▸ **Record excerpts**
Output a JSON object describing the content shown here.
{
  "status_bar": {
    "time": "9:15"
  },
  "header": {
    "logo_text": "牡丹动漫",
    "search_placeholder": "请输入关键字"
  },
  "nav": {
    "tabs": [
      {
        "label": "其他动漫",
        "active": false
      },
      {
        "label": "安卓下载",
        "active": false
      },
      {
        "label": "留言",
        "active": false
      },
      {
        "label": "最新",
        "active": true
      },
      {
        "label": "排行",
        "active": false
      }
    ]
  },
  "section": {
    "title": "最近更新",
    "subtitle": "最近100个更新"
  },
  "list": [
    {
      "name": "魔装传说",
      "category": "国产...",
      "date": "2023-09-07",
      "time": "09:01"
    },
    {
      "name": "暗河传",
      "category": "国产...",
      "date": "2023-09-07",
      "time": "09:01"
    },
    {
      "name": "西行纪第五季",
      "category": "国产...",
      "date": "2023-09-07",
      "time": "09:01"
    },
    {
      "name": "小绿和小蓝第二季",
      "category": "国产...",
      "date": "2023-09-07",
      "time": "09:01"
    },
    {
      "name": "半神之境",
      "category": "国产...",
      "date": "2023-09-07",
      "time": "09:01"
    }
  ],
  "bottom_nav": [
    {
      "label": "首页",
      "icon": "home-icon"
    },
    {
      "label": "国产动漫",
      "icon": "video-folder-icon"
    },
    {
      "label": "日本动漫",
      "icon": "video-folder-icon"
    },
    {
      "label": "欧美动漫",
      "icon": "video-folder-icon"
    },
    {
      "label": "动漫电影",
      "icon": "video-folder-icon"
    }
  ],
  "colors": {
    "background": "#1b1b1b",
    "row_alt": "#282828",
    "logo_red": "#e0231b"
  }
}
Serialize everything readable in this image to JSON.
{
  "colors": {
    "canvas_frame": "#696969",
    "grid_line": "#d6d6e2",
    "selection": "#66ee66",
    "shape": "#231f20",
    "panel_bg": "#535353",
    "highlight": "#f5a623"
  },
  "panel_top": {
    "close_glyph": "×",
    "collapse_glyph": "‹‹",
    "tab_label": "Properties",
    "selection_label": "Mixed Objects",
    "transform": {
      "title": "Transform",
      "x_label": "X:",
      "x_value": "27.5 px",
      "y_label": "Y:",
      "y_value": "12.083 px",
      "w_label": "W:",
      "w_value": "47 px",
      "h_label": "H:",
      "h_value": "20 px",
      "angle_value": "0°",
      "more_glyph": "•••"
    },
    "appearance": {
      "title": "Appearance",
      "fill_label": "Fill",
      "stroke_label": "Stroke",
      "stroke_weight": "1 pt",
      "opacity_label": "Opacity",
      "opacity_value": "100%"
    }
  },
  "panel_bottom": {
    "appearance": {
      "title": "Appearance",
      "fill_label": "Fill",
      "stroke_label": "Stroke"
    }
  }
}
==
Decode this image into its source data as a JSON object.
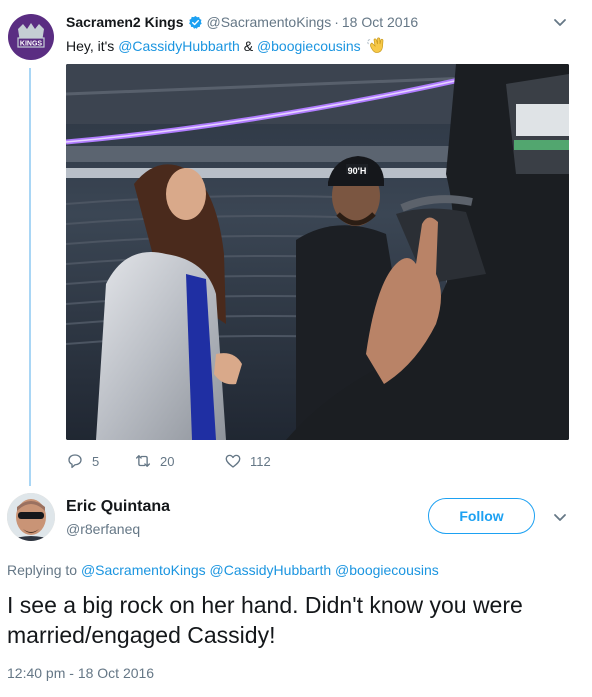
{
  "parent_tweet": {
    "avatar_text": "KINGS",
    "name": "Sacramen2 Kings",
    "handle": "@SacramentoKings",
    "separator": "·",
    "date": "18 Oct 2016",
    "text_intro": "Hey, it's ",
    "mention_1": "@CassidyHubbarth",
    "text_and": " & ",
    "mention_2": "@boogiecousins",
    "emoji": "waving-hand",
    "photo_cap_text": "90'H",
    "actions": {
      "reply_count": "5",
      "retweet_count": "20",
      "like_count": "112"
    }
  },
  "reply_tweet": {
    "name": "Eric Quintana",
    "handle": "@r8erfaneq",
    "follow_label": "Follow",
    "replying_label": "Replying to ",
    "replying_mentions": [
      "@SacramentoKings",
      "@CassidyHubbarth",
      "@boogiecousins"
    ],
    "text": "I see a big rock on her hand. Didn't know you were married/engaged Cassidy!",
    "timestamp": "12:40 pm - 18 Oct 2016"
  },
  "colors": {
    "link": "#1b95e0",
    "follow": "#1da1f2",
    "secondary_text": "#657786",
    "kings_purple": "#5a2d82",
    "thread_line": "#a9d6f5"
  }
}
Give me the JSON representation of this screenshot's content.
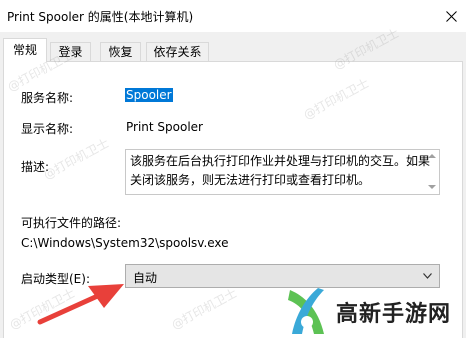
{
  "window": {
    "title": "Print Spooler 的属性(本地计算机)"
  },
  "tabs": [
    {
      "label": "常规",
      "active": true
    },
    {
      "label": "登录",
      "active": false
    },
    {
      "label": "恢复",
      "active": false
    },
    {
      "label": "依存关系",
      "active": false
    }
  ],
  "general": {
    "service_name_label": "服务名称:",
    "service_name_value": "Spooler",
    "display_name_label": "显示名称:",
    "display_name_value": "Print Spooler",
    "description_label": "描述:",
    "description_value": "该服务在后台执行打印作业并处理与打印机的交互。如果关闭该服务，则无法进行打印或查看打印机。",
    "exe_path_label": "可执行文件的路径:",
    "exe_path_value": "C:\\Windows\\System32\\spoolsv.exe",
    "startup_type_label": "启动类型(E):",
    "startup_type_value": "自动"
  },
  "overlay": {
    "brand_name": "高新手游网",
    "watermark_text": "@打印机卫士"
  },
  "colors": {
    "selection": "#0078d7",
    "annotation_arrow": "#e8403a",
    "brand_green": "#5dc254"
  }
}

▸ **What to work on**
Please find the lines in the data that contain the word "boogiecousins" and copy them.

▸ **Answer box**
    "mention_2": "@boogiecousins",
      "@boogiecousins"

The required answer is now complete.